[Opening Source information section]

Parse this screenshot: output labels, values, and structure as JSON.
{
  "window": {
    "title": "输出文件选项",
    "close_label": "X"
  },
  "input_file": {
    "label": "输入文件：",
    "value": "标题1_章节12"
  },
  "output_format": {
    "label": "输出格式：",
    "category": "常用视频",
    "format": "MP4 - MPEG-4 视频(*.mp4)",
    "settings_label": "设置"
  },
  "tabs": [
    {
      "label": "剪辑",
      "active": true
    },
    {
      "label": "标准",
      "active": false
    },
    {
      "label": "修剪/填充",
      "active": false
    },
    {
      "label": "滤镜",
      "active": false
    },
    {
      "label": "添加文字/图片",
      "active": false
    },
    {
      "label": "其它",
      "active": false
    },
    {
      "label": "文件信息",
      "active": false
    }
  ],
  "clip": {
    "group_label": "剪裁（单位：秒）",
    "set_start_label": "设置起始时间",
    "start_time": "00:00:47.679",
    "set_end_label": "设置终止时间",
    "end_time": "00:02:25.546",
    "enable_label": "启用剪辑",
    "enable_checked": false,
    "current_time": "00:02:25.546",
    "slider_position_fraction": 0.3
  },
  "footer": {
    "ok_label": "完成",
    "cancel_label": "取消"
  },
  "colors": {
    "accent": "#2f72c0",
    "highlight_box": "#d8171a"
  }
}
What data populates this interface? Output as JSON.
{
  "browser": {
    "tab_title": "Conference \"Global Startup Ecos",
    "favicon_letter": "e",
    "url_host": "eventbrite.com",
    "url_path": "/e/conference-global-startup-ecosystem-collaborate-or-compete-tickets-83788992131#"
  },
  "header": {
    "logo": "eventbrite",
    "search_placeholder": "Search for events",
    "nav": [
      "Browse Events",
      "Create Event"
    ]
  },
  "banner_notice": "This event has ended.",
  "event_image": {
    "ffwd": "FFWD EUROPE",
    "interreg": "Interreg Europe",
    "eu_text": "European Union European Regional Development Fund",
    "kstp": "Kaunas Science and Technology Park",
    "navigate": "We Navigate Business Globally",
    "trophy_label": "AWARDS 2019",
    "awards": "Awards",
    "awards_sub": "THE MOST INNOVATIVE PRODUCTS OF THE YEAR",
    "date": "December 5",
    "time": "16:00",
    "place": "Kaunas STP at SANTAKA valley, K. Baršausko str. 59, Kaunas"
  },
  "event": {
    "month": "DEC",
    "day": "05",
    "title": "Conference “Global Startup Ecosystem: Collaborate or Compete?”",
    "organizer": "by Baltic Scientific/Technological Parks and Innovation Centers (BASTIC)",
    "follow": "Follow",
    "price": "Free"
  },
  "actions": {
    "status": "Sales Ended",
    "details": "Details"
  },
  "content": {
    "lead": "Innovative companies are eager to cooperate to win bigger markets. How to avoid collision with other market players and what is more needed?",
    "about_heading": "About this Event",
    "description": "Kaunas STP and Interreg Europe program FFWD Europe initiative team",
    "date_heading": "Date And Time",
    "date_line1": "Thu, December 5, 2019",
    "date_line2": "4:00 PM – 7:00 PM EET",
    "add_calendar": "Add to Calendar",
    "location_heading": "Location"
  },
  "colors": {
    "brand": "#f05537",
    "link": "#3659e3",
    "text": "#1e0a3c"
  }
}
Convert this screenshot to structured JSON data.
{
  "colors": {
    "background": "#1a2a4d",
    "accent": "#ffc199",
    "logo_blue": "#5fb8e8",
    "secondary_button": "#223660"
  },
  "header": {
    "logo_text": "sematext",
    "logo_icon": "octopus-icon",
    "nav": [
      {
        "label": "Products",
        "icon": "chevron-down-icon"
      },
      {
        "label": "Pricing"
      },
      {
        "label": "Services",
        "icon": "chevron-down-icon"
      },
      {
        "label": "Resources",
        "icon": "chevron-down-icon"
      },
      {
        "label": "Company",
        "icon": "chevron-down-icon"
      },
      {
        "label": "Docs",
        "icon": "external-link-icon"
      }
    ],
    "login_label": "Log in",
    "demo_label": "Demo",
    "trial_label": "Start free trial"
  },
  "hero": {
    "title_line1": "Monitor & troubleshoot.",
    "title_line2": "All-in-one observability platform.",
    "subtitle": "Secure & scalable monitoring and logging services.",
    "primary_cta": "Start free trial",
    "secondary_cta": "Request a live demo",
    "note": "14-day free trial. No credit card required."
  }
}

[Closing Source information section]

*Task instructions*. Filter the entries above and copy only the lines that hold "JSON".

*Output of the task*.
Parse this screenshot: output labels, values, and structure as JSON.
What data populates this interface? Output as JSON.
Convert this screenshot to structured JSON data.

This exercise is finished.